In Egypt, Mona Seif, Leila Soueif, Ahdaf Soueif, and Rabab al-Mahdi were detained for protesting for the early release of prisoners as a precaution against the spread of the coronavirus. Leila Soueif, the mother of imprisoned activist Alaa Abd El-Fattah, was initially detained for longer than the others, but all four women have now been released on bail. There are multiple reports of inmates showing symptoms in prisons across Egypt, including in Cairo’s Tora prison and Wadi El Natrun prison, north of the capital.


Egyptian prisons are already known to be over capacity and in poor conditions, which have only deteriorated further due to the severe flooding the country has suffered over recent days. Many prominent prisoners already suffer from existing health conditions, such as politicians Abdel Moneim Abouel Fotouh and Ziad Al Eleimy. A ‘Protect detainees from Coronavirus’ petition has also been launched by local groups demanding that the Egyptian government immediately release all those in pretrial detention and non-violent prisoners with respiratory problems.



Israel has cut off all of its prisons from the outside world on 17 March in order to tackle to the spread of the virus. The country had already banned family visits to the over 5,000 Palestinian prisoners held in Israeli prisons on 12 March. The Israel Prison Service has denied reports that four Palestinians held in Megiddo prison, 30km southeast of Haifa, have contracted coronavirus. The Palestinian prime minister, Mohammad Shtayyeh, has called for the release of all Palestinian prisoners being held in Israeli prions over coronavirus fears. There are concerns that the Israeli authorities are taking advantage of the spectre of corona to clamp down further on the rights of Palestinian prisoners.
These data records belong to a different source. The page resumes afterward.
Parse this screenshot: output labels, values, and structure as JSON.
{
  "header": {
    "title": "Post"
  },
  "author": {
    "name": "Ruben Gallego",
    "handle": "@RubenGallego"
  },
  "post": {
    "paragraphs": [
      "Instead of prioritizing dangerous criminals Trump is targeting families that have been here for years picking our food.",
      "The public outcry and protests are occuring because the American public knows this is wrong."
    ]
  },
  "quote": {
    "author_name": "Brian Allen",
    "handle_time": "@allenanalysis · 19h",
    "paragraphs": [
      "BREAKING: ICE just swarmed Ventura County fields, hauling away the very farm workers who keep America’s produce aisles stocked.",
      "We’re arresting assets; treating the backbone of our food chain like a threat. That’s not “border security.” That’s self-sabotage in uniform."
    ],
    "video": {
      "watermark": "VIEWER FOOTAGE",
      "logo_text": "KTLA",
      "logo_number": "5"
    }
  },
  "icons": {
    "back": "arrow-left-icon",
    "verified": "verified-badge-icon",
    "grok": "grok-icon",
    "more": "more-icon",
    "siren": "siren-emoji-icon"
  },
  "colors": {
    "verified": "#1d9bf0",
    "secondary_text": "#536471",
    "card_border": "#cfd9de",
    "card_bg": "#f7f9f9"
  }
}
King Hamad bin Isa Al Khalifa of Bahrain has pardoned 901 prisoners while more than 500 more will be allowed to serve out their sentences outside prisons. According to the human rights organisation BIRD, although 300 of those pardoned were political prisoners, many prominent activists and opposition figures remain behind bars including Hassan Mushaima, Abduljalil Al Singace and Nabeel Rajab, all of whom have pre-existing health conditions.


Saudi Arabia
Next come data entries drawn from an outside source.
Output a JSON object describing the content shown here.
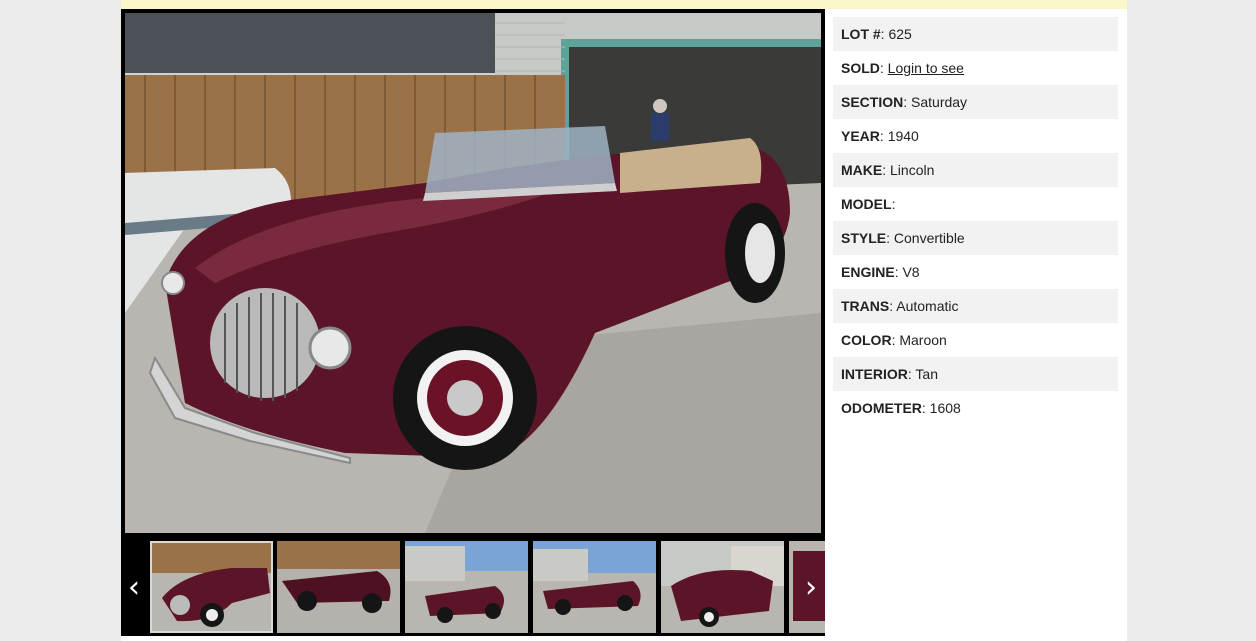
{
  "details": [
    {
      "key": "LOT #",
      "value": "625"
    },
    {
      "key": "SOLD",
      "value": "Login to see",
      "link": true
    },
    {
      "key": "SECTION",
      "value": "Saturday"
    },
    {
      "key": "YEAR",
      "value": "1940"
    },
    {
      "key": "MAKE",
      "value": "Lincoln"
    },
    {
      "key": "MODEL",
      "value": ""
    },
    {
      "key": "STYLE",
      "value": "Convertible"
    },
    {
      "key": "ENGINE",
      "value": "V8"
    },
    {
      "key": "TRANS",
      "value": "Automatic"
    },
    {
      "key": "COLOR",
      "value": "Maroon"
    },
    {
      "key": "INTERIOR",
      "value": "Tan"
    },
    {
      "key": "ODOMETER",
      "value": "1608"
    }
  ],
  "gallery": {
    "prev_icon": "chevron-left-icon",
    "next_icon": "chevron-right-icon",
    "prev_glyph": "‹",
    "next_glyph": "›",
    "thumbnail_count": 6,
    "active_thumbnail": 0
  },
  "colors": {
    "page_bg": "#ebebeb",
    "top_strip": "#fbf7c9",
    "row_alt": "#f2f2f2",
    "car": "#5c1428"
  }
}
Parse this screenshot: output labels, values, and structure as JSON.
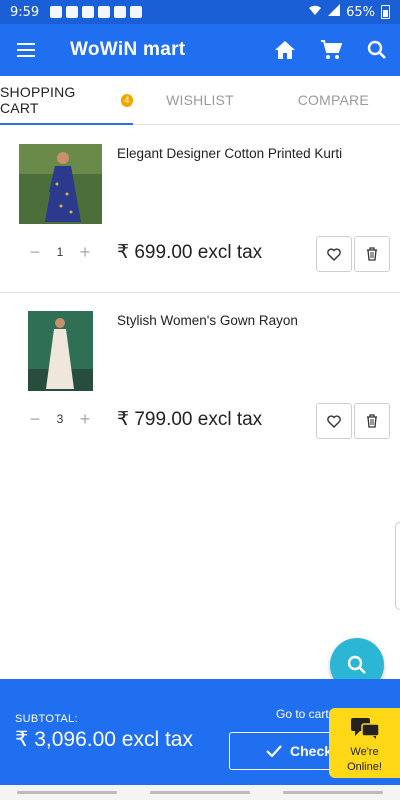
{
  "status": {
    "time": "9:59",
    "battery": "65%"
  },
  "appbar": {
    "title": "WoWiN mart"
  },
  "tabs": [
    {
      "label": "SHOPPING CART",
      "badge": "4"
    },
    {
      "label": "WISHLIST"
    },
    {
      "label": "COMPARE"
    }
  ],
  "cart": {
    "items": [
      {
        "name": "Elegant Designer Cotton Printed Kurti",
        "qty": "1",
        "price": "₹ 699.00 excl tax"
      },
      {
        "name": "Stylish Women's Gown Rayon",
        "qty": "3",
        "price": "₹ 799.00 excl tax"
      }
    ]
  },
  "footer": {
    "subtotal_label": "SUBTOTAL:",
    "subtotal_value": "₹ 3,096.00 excl tax",
    "goto_label": "Go to cart",
    "checkout_label": "Checkout"
  },
  "chat": {
    "line1": "We're",
    "line2": "Online!"
  },
  "colors": {
    "primary": "#1f6ff0",
    "fab": "#2cb6d6",
    "chat": "#ffd817",
    "badge": "#f0a800"
  }
}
The trial of five Saudi human rights activists has been delayed due the court’s closure because of coronavirus. The women include Loujain al-Hathloul who was abducted from the UAE and detained for promoting the right to drive for women. She has been in detention since May 2018, during which time she has been tortured. Over the last few days, Saudi Arabia has postponed the hearings of several activists due to the coronavirus. The country’s public prosecution has also announced the arrest of a man for spreading misinformation about the spread of coronavirus in the country. Saudi Arabia’s response to the coronavirus pandemic comes in the context of the decision to charge nearly 300 government employees with corruption earlier in March.

Calum Humphreys